The information further provides that in 2011 and 2012 Jerrolds issued to TMC Letters of Credit in the amount of $2,000,000 and $1,783,000. Jerrolds, among other things, concealed the issuance of the Letters of Credit from Central Bank, did not enter the Letters of Credit into the books and records of Central Bank, and did not obtain approval from the Bank’s Board of Directors to issue the Letters of Credit. The borrower used the Letters of Credit as collateral to obtain a $2,000,000 dollar loan from Wayne County Bank and a $1,783,000 loan from First Metro Bank. Wayne County Bank and First Metro Bank made a demand on the Letters of Credit after the borrower defaulted on the loans.

Jerrolds faces a sentence of up to five years imprisonment, a fine of not more than $250,000 and a period of up to three years of supervised release. The Court can also order Jerrolds to pay restitution to Central Bank, Wayne County Bank and First Metro Bank. Jerrolds is scheduled to be sentenced by Judge Breen in Jackson, Tennessee on August 11, 2016.
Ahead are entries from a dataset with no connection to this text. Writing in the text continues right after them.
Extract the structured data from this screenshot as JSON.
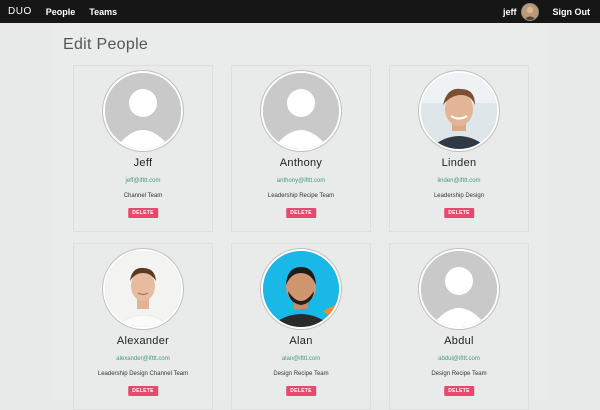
{
  "header": {
    "brand": "DUO",
    "nav": [
      {
        "label": "People"
      },
      {
        "label": "Teams"
      }
    ],
    "user": "jeff",
    "signout": "Sign Out"
  },
  "page": {
    "title": "Edit People"
  },
  "people": [
    {
      "name": "Jeff",
      "email": "jeff@ifttt.com",
      "teams": "Channel Team",
      "delete": "DELETE"
    },
    {
      "name": "Anthony",
      "email": "anthony@ifttt.com",
      "teams": "Leadership Recipe Team",
      "delete": "DELETE"
    },
    {
      "name": "Linden",
      "email": "linden@ifttt.com",
      "teams": "Leadership Design",
      "delete": "DELETE"
    },
    {
      "name": "Alexander",
      "email": "alexander@ifttt.com",
      "teams": "Leadership Design Channel Team",
      "delete": "DELETE"
    },
    {
      "name": "Alan",
      "email": "alan@ifttt.com",
      "teams": "Design Recipe Team",
      "delete": "DELETE"
    },
    {
      "name": "Abdul",
      "email": "abdul@ifttt.com",
      "teams": "Design Recipe Team",
      "delete": "DELETE"
    }
  ]
}
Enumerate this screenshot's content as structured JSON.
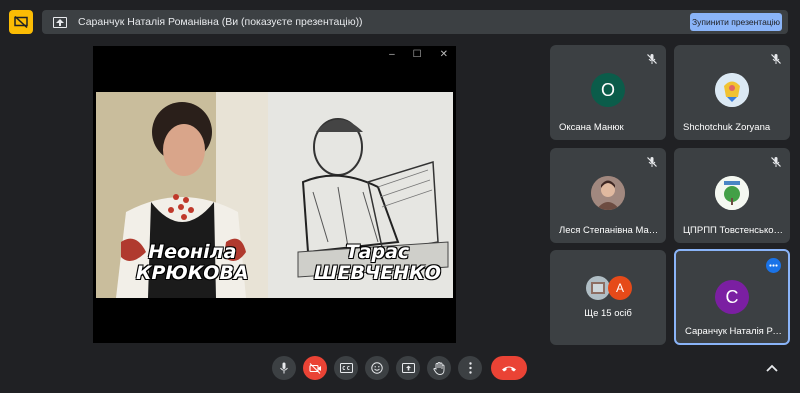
{
  "top_bar": {
    "presentation_text": "Саранчук Наталія Романівна (Ви (показуєте презентацію))",
    "stop_button_label": "Зупинити презентацію"
  },
  "slide": {
    "left_caption_line1": "Неоніла",
    "left_caption_line2": "КРЮКОВА",
    "right_caption_line1": "Тарас",
    "right_caption_line2": "ШЕВЧЕНКО"
  },
  "window_controls": {
    "minimize": "–",
    "maximize": "☐",
    "close": "✕"
  },
  "participants": [
    {
      "name": "Оксана Манюк",
      "initial": "О",
      "avatar_color": "#0b5c4a",
      "muted": true
    },
    {
      "name": "Shchotchuk Zoryana",
      "initial": "",
      "avatar_color": "#f1d14a",
      "muted": true
    },
    {
      "name": "Леся Степанівна Мац...",
      "initial": "",
      "avatar_color": "#8d6e63",
      "muted": true
    },
    {
      "name": "ЦПРПП Товстенської ...",
      "initial": "",
      "avatar_color": "#e8f0e8",
      "muted": true
    },
    {
      "name": "Ще 15 осіб",
      "initial": "А",
      "avatar_color": "#e64a19",
      "muted": false
    },
    {
      "name": "Саранчук Наталія Ро...",
      "initial": "С",
      "avatar_color": "#7b1fa2",
      "muted": false
    }
  ],
  "colors": {
    "accent": "#8ab4f8",
    "end_call": "#ea4335",
    "yellow": "#fbbc04"
  }
}
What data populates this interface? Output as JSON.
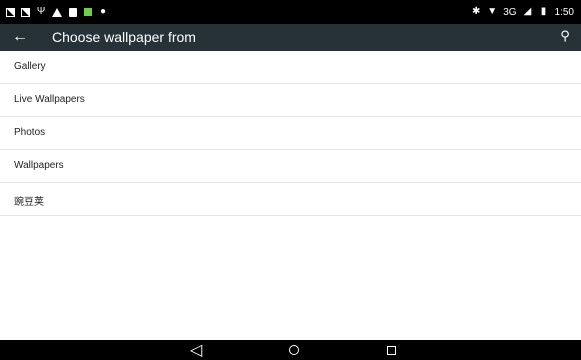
{
  "status": {
    "network": "3G",
    "time": "1:50"
  },
  "toolbar": {
    "title": "Choose wallpaper from"
  },
  "list": [
    {
      "label": "Gallery"
    },
    {
      "label": "Live Wallpapers"
    },
    {
      "label": "Photos"
    },
    {
      "label": "Wallpapers"
    },
    {
      "label": "豌豆荚"
    }
  ],
  "icons": {
    "back": "arrow-left",
    "search": "magnifier",
    "nav": [
      "back-triangle",
      "home-circle",
      "recent-square"
    ]
  },
  "colors": {
    "toolbar": "#263238",
    "status_bar": "#000000",
    "nav_bar": "#000000"
  }
}
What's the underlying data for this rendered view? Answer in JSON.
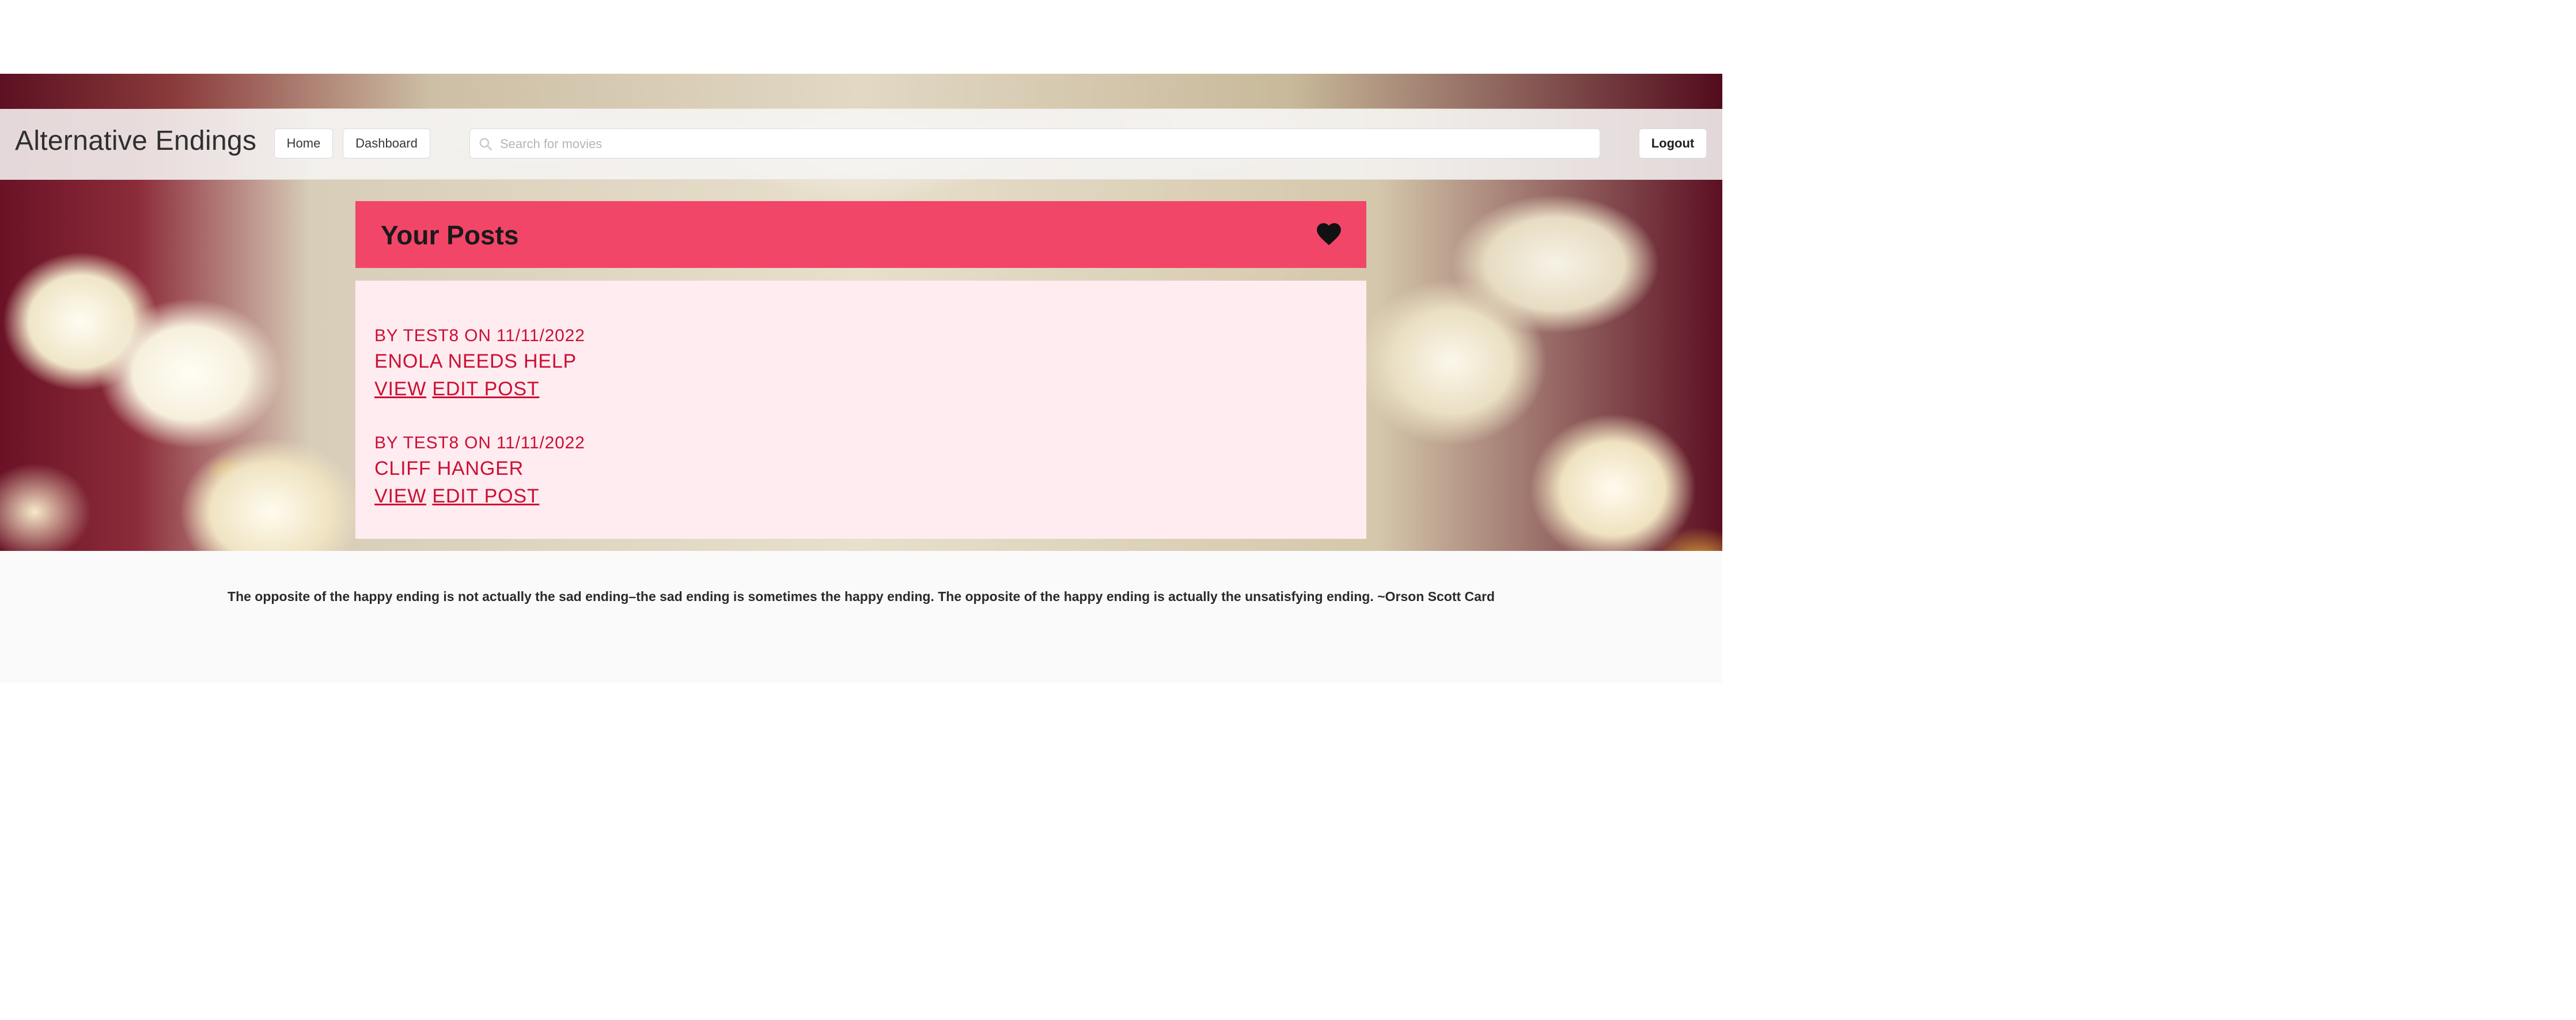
{
  "header": {
    "brand": "Alternative Endings",
    "nav": {
      "home_label": "Home",
      "dashboard_label": "Dashboard",
      "logout_label": "Logout"
    },
    "search": {
      "placeholder": "Search for movies",
      "value": "",
      "icon": "search-icon"
    }
  },
  "posts_panel": {
    "title": "Your Posts",
    "icon": "heart-icon",
    "header_color": "#f14668",
    "body_color": "#feecf0",
    "text_color": "#cc0f35",
    "posts": [
      {
        "meta": "By test8 on 11/11/2022",
        "title": "Enola Needs Help",
        "view_label": "View",
        "edit_label": "Edit Post"
      },
      {
        "meta": "By test8 on 11/11/2022",
        "title": "Cliff Hanger",
        "view_label": "View",
        "edit_label": "Edit Post"
      }
    ]
  },
  "footer": {
    "quote": "The opposite of the happy ending is not actually the sad ending–the sad ending is sometimes the happy ending. The opposite of the happy ending is actually the unsatisfying ending. ~Orson Scott Card"
  }
}
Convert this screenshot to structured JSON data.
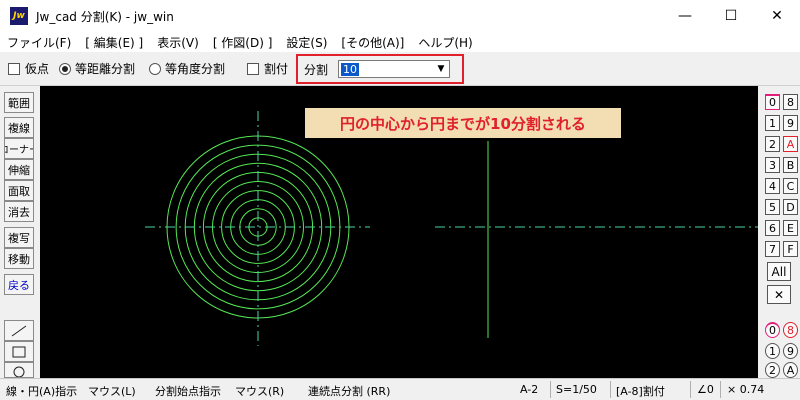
{
  "window": {
    "app_icon": "Jw",
    "title": "Jw_cad 分割(K) - jw_win",
    "minimize": "—",
    "maximize": "☐",
    "close": "✕"
  },
  "menu": [
    "ファイル(F)",
    "[ 編集(E) ]",
    "表示(V)",
    "[ 作図(D) ]",
    "設定(S)",
    "[その他(A)]",
    "ヘルプ(H)"
  ],
  "toolbar": {
    "kari_ten": "仮点",
    "equal_dist": "等距離分割",
    "equal_angle": "等角度分割",
    "waritsuke": "割付",
    "bunkatsu_label": "分割",
    "bunkatsu_value": "10",
    "combo_arrow": "▼"
  },
  "left_tools": [
    "範囲",
    "複線",
    "コーナー",
    "伸縮",
    "面取",
    "消去",
    "複写",
    "移動",
    "戻る"
  ],
  "left_shapes": [
    "line-icon",
    "rectangle-icon",
    "circle-icon"
  ],
  "annotation": "円の中心から円までが10分割される",
  "layers": {
    "col_a": [
      "0",
      "1",
      "2",
      "3",
      "4",
      "5",
      "6",
      "7"
    ],
    "col_b": [
      "8",
      "9",
      "A",
      "B",
      "C",
      "D",
      "E",
      "F"
    ],
    "all": "All",
    "x_mark": "✕",
    "groups_a": [
      "0",
      "1",
      "2"
    ],
    "groups_b": [
      "8",
      "9",
      "A"
    ]
  },
  "status": {
    "left_hint": "線・円(A)指示",
    "mouse_l": "マウス(L)",
    "split_point": "分割始点指示",
    "mouse_r": "マウス(R)",
    "continuous": "連続点分割 (RR)",
    "layer": "A-2",
    "scale": "S=1/50",
    "group": "[A-8]割付",
    "angle": "∠0",
    "zoom": "× 0.74"
  },
  "colors": {
    "canvas": "#000000",
    "circle": "#55e855",
    "axis": "#4ad4a4",
    "highlight_border": "#e0202a",
    "annotation_bg": "#f3ddb3",
    "annotation_text": "#e0202a"
  }
}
This case was investigated by the Federal Deposit Insurance Corporaton and the Federal Bureau of Investigation. The government’s case is being prosecuted by First Assistant U.S. Attorney Larry Laurenzi .

Updated May 11, 2016